"Defendant further alleges that the merchandise was not taken from the `immediate presence' of the security guard. The evidence establishes that appellant forceably resisted the security guard's efforts to retake the property and used that force to remove the items from the guard's immediate presence. By preventing the guard from regaining control over the merchandise, defendant is held to have taken the property as if the guard had actual possession of the goods in the first instance. [Citation.]" (147 Cal.App.3d at pp. 26-27.)
Each of these decisions is distinguishable. Although he ordered Sykes to drop the saxophone, Hensley never actually possessed it; he never exercised dominion over the object by handling it, as Mrs. Hall had done in Moore. Unlike the Lopeses in Gordon, Hensley did not own the premises and had no special obligation to protect the goods of Woodwind and Brass. Nor did Hensley constructively possess the saxophone, because he was not an employee of the owner, as was the Sears guard in Estes.
We reject the People's contention that when Sykes dropped the saxophone, if he did, constructive possession passed to Hensley, who was acting on Woodwind and Brass's behalf. Constructive possession depends upon a special relationship with the owner of the property, not upon the motives of a person seeking to recover possession from a thief or burglar. The fact Hensley was employed as a guard for another business did not make him an agent of Woodwind and Brass. His relationship to Woodwind and Brass was that of a neighbor and good citizen seeking to catch a criminal. Moreover, possession did not pass from Sykes to another merely because he may have momentarily dropped the saxophone. The People's contention that momentarily dropping the saxophone would trigger a change of possession merely underscores the weakness of their argument that Hensley, by intending to recover it for its owner, could constructively possess Woodwind and Brass's saxophone.
We conclude the superior court erred in denying Sykes's motion to dismiss the robbery charge. Let a peremptory writ of prohibition issue restraining the San Francisco County Superior Court from taking any further action on the charge, other than to dismiss it. In all other respects, the petition for writ of prohibition is denied. The stay issued by this court will dissolve by its own terms when this decision becomes final.
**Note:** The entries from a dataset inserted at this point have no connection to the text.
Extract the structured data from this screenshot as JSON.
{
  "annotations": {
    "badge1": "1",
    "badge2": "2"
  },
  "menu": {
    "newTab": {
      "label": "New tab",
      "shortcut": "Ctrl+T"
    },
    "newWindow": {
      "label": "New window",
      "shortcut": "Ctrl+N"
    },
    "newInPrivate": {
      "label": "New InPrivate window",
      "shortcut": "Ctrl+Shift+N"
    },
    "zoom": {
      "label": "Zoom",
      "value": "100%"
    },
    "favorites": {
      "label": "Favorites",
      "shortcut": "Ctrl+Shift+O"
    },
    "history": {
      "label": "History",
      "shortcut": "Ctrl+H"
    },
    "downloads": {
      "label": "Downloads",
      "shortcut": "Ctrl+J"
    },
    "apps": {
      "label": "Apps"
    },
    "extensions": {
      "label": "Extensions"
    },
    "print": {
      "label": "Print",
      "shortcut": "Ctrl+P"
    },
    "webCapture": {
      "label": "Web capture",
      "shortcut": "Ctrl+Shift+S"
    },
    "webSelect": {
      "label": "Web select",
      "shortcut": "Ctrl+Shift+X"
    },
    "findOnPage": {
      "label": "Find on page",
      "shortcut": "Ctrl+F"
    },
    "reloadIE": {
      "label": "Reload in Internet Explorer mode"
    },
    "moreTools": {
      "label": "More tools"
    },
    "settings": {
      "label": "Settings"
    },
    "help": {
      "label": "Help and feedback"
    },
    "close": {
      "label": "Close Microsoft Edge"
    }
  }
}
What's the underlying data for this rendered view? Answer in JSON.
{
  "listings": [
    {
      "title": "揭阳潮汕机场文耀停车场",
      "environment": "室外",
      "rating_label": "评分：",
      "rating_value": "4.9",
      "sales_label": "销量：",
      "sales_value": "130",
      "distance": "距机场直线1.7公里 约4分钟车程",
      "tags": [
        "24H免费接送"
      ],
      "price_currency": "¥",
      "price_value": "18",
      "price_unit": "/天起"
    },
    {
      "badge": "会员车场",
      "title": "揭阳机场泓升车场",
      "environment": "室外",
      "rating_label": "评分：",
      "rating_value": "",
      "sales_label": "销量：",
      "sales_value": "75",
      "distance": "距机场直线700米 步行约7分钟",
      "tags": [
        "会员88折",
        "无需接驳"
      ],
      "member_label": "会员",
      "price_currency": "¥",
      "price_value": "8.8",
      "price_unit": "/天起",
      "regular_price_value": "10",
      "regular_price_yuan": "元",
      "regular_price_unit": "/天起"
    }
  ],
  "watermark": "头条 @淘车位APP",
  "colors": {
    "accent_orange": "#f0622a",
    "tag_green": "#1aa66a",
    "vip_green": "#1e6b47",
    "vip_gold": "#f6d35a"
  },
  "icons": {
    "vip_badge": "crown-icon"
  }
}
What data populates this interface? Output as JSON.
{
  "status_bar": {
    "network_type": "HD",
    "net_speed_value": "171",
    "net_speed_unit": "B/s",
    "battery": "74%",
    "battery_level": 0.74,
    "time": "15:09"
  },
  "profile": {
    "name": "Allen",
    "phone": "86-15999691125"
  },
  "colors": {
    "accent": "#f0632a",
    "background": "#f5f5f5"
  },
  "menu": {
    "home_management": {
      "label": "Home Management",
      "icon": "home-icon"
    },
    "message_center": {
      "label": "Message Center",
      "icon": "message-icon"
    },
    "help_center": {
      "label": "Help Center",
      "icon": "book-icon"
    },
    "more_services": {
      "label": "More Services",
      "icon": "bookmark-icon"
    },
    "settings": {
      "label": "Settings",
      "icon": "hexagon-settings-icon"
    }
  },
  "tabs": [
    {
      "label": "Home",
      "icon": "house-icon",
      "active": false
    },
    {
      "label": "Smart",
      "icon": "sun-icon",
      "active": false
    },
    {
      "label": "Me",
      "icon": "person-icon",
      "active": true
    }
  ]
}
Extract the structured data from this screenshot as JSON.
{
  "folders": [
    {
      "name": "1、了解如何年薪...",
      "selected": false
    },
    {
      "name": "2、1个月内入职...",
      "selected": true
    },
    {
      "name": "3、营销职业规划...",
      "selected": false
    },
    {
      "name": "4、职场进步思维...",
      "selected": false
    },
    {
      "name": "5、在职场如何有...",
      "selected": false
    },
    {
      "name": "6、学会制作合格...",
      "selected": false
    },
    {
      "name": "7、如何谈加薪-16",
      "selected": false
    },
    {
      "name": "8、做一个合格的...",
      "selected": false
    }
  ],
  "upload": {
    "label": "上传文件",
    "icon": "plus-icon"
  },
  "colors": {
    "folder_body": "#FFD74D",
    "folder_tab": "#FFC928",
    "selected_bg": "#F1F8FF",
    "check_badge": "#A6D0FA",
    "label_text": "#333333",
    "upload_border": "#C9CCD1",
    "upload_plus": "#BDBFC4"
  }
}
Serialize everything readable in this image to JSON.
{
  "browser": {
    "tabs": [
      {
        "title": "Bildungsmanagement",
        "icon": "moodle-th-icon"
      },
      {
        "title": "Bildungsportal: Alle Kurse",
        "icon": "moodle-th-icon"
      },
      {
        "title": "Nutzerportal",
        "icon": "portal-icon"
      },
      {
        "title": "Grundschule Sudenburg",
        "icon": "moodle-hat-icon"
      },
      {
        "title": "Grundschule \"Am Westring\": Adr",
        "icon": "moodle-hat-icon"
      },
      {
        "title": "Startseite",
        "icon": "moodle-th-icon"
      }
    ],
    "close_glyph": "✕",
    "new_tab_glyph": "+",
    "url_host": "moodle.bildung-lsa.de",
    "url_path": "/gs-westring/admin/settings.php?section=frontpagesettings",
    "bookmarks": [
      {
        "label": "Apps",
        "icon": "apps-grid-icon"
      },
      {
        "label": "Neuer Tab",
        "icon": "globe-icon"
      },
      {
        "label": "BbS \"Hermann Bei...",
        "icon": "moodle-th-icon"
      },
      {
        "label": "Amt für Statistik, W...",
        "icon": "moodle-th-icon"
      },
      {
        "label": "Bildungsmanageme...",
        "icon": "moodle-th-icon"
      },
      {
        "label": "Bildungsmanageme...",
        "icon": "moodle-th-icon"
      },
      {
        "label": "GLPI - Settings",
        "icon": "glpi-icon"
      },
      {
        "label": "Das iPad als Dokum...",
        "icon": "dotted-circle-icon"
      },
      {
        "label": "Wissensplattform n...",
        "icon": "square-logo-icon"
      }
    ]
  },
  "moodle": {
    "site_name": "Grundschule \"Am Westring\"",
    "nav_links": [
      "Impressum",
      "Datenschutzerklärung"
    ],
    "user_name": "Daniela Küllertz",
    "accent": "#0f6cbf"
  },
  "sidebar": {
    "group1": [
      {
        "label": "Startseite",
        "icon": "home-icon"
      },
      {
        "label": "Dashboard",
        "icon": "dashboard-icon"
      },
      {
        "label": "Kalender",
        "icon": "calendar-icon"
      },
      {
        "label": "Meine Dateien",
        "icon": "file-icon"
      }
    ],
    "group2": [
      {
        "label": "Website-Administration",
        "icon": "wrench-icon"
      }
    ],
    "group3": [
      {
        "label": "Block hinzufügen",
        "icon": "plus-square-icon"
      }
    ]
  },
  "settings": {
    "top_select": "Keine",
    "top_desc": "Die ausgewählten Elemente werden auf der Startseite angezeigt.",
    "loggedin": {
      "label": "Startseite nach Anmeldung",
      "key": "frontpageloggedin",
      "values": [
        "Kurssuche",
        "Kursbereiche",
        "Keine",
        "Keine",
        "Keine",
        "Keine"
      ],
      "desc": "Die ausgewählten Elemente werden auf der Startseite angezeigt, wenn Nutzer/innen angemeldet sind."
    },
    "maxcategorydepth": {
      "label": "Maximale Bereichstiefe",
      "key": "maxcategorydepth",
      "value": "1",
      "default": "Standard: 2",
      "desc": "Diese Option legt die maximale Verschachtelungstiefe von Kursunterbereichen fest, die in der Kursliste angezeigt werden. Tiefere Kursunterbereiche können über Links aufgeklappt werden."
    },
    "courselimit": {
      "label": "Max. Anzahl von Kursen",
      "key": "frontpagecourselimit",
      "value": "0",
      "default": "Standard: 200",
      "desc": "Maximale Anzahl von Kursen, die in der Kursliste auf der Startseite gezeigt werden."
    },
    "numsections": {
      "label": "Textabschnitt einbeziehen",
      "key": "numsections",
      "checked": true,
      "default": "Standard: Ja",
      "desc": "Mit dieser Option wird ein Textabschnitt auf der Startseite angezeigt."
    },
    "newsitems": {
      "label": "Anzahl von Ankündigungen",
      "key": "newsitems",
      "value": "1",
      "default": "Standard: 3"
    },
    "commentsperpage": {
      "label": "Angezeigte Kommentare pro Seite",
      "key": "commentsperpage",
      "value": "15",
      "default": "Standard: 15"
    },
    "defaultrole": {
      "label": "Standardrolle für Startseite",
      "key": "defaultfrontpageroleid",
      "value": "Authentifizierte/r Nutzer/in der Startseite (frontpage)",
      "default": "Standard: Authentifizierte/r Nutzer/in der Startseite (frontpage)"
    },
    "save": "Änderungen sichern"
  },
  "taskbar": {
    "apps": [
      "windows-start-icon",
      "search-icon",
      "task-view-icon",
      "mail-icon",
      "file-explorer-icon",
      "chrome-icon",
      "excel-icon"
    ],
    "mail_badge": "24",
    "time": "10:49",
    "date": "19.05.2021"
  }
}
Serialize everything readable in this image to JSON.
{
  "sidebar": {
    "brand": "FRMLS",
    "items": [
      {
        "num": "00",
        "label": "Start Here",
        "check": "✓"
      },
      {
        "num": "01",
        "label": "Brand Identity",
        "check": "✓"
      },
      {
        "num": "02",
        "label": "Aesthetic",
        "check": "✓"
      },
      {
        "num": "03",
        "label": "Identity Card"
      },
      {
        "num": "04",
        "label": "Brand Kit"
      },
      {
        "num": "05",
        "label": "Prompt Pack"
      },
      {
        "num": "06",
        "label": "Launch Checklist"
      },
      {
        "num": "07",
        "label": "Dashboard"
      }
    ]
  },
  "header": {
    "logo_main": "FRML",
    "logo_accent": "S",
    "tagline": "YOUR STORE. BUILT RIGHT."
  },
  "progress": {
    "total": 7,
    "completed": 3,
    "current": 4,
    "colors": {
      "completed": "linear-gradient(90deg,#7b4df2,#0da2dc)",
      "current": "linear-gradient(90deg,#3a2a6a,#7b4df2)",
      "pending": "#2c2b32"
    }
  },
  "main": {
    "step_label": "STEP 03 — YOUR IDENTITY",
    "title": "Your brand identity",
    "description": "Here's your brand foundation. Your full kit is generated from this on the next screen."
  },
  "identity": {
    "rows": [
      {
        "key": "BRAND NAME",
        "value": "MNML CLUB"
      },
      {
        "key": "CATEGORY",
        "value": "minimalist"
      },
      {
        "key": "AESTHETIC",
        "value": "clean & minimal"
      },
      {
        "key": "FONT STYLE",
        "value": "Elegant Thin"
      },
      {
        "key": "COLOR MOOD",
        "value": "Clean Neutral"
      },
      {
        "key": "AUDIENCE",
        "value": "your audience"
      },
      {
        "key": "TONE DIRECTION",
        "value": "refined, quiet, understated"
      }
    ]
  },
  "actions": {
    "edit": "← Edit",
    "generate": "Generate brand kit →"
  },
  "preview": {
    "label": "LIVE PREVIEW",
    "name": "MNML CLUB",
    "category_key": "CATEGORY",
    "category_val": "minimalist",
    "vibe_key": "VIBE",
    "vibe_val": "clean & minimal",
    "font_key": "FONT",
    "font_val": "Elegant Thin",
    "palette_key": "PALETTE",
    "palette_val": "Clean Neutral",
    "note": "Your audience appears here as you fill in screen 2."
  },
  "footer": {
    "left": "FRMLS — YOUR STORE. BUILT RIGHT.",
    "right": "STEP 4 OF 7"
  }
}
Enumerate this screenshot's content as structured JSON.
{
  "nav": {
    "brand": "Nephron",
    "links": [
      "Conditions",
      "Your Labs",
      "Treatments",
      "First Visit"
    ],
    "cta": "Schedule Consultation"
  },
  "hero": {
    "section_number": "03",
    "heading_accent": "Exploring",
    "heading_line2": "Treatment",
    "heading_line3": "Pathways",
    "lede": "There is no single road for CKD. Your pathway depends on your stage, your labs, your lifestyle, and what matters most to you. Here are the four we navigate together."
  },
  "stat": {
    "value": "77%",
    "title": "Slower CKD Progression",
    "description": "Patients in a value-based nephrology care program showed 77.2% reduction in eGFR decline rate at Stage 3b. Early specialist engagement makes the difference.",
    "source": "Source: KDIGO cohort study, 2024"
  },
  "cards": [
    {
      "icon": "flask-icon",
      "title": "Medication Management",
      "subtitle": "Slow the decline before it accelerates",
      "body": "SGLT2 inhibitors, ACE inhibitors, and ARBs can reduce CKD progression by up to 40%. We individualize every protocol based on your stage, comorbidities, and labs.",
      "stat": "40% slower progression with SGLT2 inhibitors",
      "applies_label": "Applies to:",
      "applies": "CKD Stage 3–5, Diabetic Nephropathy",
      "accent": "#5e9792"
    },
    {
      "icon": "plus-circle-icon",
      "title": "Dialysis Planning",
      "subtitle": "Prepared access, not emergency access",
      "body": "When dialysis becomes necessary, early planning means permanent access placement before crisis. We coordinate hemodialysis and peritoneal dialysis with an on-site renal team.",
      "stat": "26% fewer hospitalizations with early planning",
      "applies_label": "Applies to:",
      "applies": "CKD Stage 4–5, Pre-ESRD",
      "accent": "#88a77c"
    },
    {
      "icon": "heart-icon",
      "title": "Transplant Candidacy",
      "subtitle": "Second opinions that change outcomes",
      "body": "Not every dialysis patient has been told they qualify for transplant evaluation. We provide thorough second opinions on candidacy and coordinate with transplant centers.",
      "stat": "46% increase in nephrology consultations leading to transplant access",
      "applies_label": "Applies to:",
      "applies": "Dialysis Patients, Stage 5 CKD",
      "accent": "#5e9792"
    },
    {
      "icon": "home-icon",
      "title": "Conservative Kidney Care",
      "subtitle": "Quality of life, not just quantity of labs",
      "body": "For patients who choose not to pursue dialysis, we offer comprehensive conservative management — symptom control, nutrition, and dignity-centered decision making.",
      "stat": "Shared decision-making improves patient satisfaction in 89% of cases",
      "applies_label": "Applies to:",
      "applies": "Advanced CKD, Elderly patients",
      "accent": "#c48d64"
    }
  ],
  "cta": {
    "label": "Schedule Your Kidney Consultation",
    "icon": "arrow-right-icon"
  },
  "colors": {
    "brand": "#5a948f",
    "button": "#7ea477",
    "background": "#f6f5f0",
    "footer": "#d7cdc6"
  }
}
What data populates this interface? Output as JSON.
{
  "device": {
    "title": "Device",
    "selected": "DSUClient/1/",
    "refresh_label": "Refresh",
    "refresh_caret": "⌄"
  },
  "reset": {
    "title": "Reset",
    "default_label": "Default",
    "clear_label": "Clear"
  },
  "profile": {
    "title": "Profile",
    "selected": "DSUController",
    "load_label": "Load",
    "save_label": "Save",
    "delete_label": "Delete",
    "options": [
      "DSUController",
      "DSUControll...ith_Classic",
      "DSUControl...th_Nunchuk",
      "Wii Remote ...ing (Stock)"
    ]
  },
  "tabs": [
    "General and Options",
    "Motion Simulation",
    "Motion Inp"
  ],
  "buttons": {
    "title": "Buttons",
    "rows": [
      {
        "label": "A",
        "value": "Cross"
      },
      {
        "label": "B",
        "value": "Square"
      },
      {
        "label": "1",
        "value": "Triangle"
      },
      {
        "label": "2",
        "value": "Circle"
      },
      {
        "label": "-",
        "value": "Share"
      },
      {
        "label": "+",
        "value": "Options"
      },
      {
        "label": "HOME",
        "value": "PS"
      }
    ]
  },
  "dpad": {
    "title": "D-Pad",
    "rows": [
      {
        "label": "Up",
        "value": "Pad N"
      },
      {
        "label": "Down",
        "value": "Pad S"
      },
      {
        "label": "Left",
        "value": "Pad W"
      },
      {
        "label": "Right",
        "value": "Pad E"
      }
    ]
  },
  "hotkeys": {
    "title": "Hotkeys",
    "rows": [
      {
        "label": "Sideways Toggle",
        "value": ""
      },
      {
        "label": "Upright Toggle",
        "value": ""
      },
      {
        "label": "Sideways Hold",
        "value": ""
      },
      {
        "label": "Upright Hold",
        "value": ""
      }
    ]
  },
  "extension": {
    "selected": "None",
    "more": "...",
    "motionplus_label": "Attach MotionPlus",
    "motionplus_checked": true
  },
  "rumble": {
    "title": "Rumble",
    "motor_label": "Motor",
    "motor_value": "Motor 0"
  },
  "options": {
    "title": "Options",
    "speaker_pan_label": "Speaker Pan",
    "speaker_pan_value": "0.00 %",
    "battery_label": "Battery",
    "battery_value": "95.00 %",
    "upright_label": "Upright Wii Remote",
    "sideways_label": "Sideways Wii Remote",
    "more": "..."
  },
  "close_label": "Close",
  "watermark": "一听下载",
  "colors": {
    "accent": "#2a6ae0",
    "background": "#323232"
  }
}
White, P.J., and Chin, J., concurred.
A petition for a rehearing was denied December 21, 1994, and the petition of real party in interest for review by the Supreme Court was denied March 16, 1995.